Source information
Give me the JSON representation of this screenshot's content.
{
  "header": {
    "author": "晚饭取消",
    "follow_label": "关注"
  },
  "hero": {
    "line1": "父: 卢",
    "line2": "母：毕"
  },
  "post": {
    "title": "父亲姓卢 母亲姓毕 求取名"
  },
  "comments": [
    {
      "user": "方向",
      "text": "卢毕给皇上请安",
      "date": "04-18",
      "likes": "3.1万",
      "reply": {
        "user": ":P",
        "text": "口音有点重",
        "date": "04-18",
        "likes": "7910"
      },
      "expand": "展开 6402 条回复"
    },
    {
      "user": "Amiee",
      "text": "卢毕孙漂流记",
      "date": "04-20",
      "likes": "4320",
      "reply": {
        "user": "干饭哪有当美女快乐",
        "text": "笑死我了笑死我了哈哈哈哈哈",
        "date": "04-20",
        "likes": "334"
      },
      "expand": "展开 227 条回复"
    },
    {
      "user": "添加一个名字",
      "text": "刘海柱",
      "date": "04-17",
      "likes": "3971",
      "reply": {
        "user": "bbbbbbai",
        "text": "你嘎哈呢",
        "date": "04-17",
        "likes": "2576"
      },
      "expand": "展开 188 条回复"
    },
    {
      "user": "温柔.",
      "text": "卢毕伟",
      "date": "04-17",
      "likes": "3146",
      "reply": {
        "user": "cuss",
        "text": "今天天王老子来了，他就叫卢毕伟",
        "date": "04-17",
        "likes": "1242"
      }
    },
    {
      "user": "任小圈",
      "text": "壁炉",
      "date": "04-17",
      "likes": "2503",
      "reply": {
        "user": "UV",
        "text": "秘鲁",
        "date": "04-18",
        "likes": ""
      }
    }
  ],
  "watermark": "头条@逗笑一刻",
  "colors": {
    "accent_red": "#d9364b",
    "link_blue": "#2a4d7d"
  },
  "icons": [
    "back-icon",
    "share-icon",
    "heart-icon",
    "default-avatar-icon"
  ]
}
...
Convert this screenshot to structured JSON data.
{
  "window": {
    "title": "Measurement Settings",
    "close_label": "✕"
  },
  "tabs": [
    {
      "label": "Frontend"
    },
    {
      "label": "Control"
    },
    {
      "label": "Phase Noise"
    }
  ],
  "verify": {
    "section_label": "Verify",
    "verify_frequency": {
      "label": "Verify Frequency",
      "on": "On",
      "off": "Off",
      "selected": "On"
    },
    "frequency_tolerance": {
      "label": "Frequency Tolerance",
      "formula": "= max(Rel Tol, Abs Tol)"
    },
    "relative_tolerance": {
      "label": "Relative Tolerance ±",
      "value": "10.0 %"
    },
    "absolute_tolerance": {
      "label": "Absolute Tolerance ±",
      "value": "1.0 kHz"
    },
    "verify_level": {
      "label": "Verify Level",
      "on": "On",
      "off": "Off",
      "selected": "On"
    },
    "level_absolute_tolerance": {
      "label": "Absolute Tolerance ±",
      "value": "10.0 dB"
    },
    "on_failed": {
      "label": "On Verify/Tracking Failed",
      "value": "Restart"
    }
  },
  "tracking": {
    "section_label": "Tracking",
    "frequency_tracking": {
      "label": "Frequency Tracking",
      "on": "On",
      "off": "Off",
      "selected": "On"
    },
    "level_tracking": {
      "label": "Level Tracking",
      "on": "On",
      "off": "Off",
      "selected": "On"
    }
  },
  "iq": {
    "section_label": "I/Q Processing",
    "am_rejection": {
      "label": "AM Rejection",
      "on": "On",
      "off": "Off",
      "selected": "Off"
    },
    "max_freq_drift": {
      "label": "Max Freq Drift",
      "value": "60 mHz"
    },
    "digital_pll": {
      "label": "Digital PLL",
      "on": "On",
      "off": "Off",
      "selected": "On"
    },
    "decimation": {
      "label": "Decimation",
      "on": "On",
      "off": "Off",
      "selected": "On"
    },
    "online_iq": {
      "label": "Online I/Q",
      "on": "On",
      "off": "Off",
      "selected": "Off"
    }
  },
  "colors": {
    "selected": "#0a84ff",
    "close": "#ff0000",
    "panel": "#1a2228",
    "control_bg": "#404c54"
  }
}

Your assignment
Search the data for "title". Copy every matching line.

Solution for this exercise
    "title": "父亲姓卢 母亲姓毕 求取名"
    "title": "Measurement Settings",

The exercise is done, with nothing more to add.